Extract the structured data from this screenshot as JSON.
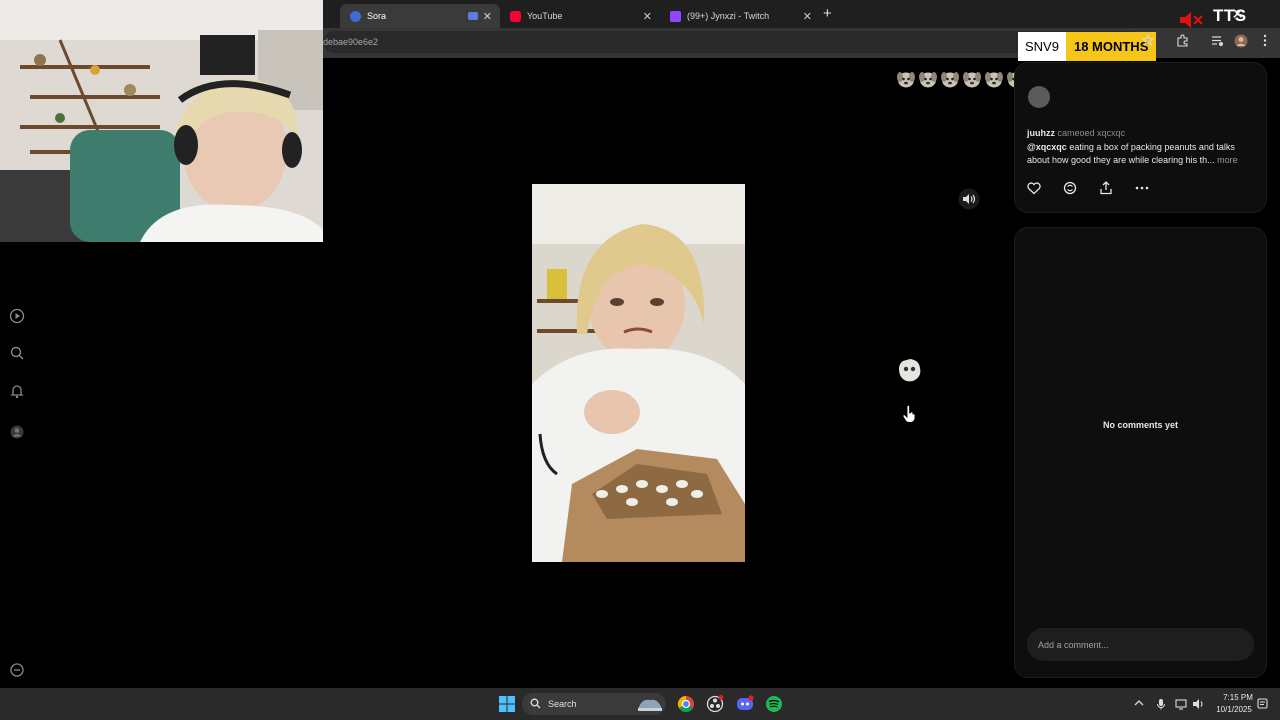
{
  "browser": {
    "tabs": [
      {
        "label": "Sora",
        "active": true,
        "favicon_color": "#3c6bd6"
      },
      {
        "label": "YouTube",
        "active": false,
        "favicon_color": "#ff0033"
      },
      {
        "label": "(99+) Jynxzi - Twitch",
        "active": false,
        "favicon_color": "#9146ff"
      }
    ],
    "url": "debae90e6e2",
    "new_tab": "+",
    "close": "✕"
  },
  "overlay": {
    "tts_label": "TTS",
    "badge_code": "SNV9",
    "badge_duration": "18 MONTHS"
  },
  "post": {
    "author": "juuhzz",
    "action": "cameoed xqcxqc",
    "mention": "@xqcxqc",
    "caption": "eating a box of packing peanuts and talks about how good they are while clearing his th...",
    "more_label": "more"
  },
  "comments": {
    "empty_label": "No comments yet",
    "input_placeholder": "Add a comment..."
  },
  "taskbar": {
    "search_label": "Search",
    "time": "7:15 PM",
    "date": "10/1/2025"
  },
  "colors": {
    "panel": "#0e0e0e",
    "accent_badge": "#f5c518",
    "background": "#000000"
  }
}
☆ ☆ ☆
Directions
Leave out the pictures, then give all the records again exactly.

Your solution
Extract the structured data from this screenshot as JSON.
{
  "browser": {
    "tabs": [
      {
        "label": "Sora",
        "active": true,
        "favicon_color": "#3c6bd6"
      },
      {
        "label": "YouTube",
        "active": false,
        "favicon_color": "#ff0033"
      },
      {
        "label": "(99+) Jynxzi - Twitch",
        "active": false,
        "favicon_color": "#9146ff"
      }
    ],
    "url": "debae90e6e2",
    "new_tab": "+",
    "close": "✕"
  },
  "overlay": {
    "tts_label": "TTS",
    "badge_code": "SNV9",
    "badge_duration": "18 MONTHS"
  },
  "post": {
    "author": "juuhzz",
    "action": "cameoed xqcxqc",
    "mention": "@xqcxqc",
    "caption": "eating a box of packing peanuts and talks about how good they are while clearing his th...",
    "more_label": "more"
  },
  "comments": {
    "empty_label": "No comments yet",
    "input_placeholder": "Add a comment..."
  },
  "taskbar": {
    "search_label": "Search",
    "time": "7:15 PM",
    "date": "10/1/2025"
  },
  "colors": {
    "panel": "#0e0e0e",
    "accent_badge": "#f5c518",
    "background": "#000000"
  }
}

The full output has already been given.